» WHAT IS NEEDED: In the entries below, find every line with "this" and copy it.

START RECORD SET

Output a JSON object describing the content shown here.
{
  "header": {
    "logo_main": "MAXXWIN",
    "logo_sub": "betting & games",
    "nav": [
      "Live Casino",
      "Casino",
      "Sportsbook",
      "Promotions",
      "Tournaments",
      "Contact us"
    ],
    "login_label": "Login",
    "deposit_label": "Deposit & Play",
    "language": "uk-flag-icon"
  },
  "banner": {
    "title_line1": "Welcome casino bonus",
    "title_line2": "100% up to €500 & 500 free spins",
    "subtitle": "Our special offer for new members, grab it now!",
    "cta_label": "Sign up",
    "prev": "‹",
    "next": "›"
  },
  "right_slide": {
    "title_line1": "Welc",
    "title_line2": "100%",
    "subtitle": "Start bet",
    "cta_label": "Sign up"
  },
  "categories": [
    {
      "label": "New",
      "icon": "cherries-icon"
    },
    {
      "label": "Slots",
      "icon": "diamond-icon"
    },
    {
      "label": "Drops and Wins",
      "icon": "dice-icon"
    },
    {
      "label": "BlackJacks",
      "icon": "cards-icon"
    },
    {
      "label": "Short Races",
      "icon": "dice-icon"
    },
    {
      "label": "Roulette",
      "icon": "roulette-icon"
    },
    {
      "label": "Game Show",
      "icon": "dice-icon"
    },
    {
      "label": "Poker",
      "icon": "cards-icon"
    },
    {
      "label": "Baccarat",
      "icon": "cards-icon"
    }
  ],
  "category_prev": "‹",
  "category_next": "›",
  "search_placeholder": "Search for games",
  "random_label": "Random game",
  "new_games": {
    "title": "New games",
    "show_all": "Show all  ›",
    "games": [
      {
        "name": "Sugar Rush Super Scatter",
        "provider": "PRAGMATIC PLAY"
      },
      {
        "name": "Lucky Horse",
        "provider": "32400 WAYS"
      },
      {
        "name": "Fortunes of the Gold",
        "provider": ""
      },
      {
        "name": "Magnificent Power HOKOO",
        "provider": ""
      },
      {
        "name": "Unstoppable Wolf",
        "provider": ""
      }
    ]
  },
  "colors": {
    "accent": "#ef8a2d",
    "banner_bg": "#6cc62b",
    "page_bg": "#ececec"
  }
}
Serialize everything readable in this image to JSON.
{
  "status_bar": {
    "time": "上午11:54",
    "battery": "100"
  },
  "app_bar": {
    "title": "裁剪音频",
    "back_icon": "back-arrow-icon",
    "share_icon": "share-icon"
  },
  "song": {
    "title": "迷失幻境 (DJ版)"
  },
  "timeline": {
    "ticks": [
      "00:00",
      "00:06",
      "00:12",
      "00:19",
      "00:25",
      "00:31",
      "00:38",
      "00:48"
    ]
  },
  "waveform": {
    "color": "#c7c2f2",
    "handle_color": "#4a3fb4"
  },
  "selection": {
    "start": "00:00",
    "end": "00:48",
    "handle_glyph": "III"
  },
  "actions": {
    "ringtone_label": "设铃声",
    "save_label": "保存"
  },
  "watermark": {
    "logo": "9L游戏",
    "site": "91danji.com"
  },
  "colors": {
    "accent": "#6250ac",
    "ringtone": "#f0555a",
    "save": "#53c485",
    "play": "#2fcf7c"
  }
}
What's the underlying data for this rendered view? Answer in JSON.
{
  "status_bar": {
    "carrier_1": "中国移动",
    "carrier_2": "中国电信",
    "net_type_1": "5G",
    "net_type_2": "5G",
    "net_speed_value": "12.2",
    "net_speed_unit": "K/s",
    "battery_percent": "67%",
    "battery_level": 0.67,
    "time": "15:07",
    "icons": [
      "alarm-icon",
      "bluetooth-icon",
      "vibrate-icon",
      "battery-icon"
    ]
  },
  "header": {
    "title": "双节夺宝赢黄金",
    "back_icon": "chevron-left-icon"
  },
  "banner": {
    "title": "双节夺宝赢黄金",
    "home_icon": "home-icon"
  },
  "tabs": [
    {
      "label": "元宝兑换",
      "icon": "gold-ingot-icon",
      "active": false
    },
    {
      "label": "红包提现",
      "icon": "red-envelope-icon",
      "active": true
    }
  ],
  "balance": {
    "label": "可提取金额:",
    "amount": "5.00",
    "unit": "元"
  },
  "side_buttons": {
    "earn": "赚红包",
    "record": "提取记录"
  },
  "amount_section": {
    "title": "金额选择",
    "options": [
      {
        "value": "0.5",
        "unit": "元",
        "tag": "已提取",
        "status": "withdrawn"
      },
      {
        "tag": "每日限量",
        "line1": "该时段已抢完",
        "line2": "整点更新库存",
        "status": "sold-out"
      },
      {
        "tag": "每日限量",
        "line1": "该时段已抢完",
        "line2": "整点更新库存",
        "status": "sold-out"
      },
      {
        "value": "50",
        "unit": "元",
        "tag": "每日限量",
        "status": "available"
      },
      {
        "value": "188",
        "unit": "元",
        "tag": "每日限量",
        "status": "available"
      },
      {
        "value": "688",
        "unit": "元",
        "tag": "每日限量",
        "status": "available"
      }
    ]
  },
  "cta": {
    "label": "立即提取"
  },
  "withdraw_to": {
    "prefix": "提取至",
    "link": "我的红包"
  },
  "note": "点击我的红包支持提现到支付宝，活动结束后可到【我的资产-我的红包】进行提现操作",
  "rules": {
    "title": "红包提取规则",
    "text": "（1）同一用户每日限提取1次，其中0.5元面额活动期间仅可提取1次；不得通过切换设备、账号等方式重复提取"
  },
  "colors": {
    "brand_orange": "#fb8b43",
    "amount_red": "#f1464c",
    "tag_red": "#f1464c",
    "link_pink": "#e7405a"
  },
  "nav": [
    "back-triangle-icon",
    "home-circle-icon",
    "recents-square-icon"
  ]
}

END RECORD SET

» OUTPUT OF THE TASK:
Serialize everything readable in this image to JSON.
What's the underlying data for this rendered view? Answer in JSON.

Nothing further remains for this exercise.